Look through the records and copy each line that has "JSON" in it.

EXCERPTED RECORDS ::
┌──

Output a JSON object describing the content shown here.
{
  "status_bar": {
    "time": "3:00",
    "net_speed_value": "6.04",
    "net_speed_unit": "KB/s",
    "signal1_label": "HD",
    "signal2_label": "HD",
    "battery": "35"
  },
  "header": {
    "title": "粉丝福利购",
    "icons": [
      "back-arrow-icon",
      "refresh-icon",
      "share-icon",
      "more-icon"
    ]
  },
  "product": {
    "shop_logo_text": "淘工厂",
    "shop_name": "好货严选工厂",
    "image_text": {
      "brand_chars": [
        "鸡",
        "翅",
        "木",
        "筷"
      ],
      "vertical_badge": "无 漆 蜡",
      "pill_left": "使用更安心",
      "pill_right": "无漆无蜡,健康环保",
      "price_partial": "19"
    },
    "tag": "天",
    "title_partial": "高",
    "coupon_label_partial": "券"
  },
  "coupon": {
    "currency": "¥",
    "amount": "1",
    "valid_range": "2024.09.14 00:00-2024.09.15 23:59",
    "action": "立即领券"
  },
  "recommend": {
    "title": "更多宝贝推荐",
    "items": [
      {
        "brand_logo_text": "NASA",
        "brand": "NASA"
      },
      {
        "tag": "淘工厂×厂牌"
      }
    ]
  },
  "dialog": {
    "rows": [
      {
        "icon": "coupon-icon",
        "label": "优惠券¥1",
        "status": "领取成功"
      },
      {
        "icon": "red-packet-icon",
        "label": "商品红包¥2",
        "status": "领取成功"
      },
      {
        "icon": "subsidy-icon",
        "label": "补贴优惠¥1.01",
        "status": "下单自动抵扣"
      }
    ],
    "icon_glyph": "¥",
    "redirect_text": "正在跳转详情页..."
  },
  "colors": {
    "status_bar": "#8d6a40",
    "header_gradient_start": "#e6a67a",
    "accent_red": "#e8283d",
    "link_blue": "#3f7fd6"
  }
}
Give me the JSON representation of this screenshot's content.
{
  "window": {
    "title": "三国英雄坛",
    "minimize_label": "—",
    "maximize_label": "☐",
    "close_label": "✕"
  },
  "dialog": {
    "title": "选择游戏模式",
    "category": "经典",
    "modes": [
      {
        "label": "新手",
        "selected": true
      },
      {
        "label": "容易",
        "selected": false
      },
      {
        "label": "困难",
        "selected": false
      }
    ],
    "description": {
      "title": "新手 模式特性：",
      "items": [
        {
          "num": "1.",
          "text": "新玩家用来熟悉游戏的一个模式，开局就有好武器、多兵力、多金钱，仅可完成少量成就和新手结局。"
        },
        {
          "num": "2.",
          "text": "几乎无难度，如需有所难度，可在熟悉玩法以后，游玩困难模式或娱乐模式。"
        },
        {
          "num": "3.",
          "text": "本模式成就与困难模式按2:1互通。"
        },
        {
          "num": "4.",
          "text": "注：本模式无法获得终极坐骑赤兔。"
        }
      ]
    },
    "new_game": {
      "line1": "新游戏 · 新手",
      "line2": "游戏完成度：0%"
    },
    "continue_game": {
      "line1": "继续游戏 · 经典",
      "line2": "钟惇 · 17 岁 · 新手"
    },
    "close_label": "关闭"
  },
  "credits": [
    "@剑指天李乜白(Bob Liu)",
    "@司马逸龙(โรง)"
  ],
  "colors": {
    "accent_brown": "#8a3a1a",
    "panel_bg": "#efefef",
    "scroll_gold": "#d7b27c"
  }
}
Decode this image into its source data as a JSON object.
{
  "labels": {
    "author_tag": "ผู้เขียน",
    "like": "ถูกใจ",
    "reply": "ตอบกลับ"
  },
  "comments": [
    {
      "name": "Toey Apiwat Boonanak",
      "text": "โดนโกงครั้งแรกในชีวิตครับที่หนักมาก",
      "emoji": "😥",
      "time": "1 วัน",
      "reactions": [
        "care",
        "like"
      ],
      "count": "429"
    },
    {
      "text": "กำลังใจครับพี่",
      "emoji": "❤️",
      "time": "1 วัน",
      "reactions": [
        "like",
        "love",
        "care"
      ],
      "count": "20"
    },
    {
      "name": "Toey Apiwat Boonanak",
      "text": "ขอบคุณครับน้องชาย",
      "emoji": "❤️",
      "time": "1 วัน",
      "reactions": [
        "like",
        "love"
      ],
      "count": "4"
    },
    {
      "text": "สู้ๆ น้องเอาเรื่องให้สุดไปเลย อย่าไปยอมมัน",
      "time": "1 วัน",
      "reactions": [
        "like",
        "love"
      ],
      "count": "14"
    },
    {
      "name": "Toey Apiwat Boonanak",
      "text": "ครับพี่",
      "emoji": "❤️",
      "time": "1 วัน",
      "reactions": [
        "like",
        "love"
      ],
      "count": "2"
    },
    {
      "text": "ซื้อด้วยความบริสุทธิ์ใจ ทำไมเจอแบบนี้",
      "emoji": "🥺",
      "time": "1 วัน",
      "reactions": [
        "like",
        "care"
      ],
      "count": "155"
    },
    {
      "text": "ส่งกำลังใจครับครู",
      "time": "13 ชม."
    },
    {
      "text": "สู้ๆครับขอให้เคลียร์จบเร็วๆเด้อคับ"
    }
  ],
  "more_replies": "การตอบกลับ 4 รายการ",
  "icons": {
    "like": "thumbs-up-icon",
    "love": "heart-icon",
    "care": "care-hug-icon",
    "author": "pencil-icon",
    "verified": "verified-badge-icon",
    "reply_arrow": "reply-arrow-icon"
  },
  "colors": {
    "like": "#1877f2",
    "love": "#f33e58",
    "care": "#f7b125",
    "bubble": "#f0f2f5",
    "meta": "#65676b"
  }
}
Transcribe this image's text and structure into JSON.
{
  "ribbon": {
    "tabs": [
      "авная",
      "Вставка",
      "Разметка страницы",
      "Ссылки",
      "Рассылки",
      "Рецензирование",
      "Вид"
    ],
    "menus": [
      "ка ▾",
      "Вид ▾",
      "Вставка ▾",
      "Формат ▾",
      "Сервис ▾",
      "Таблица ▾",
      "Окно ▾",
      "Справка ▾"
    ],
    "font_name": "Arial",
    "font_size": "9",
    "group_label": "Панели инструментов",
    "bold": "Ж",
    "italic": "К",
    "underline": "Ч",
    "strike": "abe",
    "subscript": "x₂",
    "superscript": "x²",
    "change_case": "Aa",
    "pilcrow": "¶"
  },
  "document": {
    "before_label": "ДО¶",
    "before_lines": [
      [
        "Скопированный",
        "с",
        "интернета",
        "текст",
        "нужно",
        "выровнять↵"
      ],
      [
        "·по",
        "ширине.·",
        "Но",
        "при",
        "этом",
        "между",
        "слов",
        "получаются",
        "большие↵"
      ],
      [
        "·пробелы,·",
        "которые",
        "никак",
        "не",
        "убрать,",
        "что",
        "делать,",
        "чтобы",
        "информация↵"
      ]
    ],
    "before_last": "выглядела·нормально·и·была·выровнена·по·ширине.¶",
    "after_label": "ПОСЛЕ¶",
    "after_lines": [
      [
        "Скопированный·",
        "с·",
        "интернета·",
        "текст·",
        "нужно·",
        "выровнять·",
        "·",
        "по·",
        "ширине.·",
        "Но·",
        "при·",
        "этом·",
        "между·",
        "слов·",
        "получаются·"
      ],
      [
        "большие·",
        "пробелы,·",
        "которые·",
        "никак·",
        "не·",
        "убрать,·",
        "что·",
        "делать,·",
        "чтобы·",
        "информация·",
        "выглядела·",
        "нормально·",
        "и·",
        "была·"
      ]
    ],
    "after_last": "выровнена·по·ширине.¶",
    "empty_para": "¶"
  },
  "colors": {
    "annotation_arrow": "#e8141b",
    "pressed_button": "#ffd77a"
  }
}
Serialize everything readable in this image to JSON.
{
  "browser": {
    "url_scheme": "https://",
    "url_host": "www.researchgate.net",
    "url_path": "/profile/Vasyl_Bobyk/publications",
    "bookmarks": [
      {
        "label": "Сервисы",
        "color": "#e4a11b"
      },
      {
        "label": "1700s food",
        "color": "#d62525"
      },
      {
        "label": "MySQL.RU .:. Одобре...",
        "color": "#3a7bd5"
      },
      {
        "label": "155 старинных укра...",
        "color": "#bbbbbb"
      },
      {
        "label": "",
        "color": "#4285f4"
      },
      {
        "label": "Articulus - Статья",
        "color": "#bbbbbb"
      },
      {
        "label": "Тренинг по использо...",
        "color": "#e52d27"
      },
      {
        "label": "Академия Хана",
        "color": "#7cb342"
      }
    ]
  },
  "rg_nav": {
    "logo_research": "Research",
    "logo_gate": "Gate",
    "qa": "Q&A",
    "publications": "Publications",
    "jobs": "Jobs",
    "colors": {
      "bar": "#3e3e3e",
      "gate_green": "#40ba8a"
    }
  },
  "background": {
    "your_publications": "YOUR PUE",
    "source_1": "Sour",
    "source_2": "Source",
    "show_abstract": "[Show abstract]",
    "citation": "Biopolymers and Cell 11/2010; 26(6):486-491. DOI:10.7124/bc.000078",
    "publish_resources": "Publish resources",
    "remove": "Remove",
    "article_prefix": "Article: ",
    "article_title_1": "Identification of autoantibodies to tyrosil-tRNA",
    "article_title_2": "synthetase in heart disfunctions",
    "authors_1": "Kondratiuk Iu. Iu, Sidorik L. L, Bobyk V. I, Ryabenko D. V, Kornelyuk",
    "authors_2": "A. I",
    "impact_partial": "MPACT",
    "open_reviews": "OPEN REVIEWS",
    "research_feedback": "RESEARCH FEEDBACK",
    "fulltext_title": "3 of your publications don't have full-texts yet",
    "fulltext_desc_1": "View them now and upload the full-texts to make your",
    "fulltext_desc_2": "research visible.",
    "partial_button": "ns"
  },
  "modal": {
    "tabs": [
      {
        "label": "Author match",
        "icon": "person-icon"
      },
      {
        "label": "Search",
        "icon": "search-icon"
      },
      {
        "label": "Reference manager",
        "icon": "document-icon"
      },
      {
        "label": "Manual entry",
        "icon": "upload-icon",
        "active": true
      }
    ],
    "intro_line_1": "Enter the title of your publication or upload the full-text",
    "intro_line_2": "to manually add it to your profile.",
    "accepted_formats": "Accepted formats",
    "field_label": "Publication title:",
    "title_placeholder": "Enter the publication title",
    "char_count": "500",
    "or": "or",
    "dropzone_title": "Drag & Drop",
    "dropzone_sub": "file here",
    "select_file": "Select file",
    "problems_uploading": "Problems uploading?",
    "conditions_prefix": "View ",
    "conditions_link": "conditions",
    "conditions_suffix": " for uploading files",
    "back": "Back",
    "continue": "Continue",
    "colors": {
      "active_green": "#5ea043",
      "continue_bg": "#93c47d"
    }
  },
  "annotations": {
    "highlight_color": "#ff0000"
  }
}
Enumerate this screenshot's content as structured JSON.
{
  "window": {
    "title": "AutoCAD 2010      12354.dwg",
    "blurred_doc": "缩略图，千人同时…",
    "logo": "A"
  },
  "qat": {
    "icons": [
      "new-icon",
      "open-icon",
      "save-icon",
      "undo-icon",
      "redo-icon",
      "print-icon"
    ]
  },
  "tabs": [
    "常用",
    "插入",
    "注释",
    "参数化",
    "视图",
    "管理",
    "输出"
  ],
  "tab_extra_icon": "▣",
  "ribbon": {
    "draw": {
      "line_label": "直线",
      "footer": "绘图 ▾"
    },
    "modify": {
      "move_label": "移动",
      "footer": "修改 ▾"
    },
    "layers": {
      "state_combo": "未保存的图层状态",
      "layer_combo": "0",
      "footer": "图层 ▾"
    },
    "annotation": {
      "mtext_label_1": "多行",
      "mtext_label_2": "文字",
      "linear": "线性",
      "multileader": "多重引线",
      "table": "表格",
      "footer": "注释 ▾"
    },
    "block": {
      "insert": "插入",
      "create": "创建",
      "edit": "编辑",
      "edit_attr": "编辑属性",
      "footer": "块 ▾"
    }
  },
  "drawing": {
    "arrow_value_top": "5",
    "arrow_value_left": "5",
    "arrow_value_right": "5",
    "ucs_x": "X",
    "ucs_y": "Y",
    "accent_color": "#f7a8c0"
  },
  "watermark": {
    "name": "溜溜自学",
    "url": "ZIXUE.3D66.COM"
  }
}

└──

ANSWER TO THE EXERCISE ::
Output a JSON object describing the content shown here.
Give me the JSON representation of this screenshot's content.
Decode this image into its source data as a JSON object.
Transcribe this image's text and structure into JSON.
Serialize everything readable in this image to JSON.
Enumerate this screenshot's content as structured JSON.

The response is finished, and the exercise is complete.